But as I just wrote in July’s issue of Insiders’ Cures…don’t believe the hype. Your body NEEDS salt. So, this is one craving that’s as straightforward as they come.

Studies have shown that cutting salt is not a solution for high blood pressure or heart disease for most people. In fact, as I’ve reported before, researchers have found that a lack of salt can actually create cardiovascular and metabolic problems.

And that’s not all. An interesting research review reported that salt deficiency can result in a condition called anhedonia—which occurs when you can’t get any joy or pleasure from activities that normally make you happy.2

Anhedonia is one of the main symptoms of major depressive disorder. (So even if you’re not craving it, consider boosting your salt intake if you’re having mood issues.)

The question, of course, is how much salt should you eat, and from where?

The government’s puny and dangerous recommendation of 2,300 mg a day isn’t nearly enough. I think you can go as high as 4,000 mg a day (nearly 2 teaspoons). As I’ve noted before, Koreans routinely eat this much salt—and they have some of the world’s lowest rates of high blood pressure and heart disease.

But make sure that salt isn’t from chips, crackers, or other packaged, junk foods. Instead, try a handful of salted nuts or seeds (pumpkin seeds are a great choice this time of year). Both are highly nutritious and great for your health.

And don’t be afraid to add salt (in moderation) to vegetables, meat, or other healthy foods when you’re having a craving. Dark chocolate with sea salt may even satisfy two cravings in one!

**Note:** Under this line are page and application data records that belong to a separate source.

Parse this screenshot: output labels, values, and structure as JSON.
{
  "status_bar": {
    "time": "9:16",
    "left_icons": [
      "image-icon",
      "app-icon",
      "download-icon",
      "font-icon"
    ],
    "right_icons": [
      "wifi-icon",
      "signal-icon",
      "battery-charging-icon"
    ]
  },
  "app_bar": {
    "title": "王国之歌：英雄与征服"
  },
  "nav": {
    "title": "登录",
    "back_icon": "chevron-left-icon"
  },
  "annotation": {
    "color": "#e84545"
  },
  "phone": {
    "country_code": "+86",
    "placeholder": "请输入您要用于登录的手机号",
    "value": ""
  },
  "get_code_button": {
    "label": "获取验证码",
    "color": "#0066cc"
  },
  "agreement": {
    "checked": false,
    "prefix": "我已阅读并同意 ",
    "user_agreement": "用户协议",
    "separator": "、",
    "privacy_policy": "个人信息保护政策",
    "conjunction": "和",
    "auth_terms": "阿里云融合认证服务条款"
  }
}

In fact, I recommend sea salt, which, unlike regular table salt, has minimal processing. Plus, sea salt has trace amounts of calcium, iron, magnesium, potassium, and zinc.

Sweet treats. A simple premise is that if you’re craving cookies, candy, or other sugary substances, your blood sugar may be low.

But indulging in desserts can make your blood sugar spike—and then plummet. That can lead to Type II diabetes, obesity, and other serious diseases.

A better solution is to eat at least two servings a day of whole, fresh fruit.

Not only does fruit contain the natural sugar fructose, but it also has fiber—which helps your body absorb the fructose more slowly, without the spikes associated with the cane sugar found in many sugary foods and beverages. And, of course, fruits contain a wide range of nutrients.

But if your sugar cravings are frequent and fruit doesn’t satisfy them, consider seeing your doctor to be evaluated for possible diabetes or an endocrine disorder like polycystic ovarian syndrome (PCOS).

The bottom line is that your body is constantly communicating with you. And food cravings are just one example.

So, pay attention to what your brain and body are telling you. “Giving in” to your cravings in a healthy way can help keep you well-nourished…and physically and psychologically satisfied.



2“The biopsychology of salt hunger and sodium deficiency.” Pflugers Arch. 2015 Mar; 467(3): 445–456.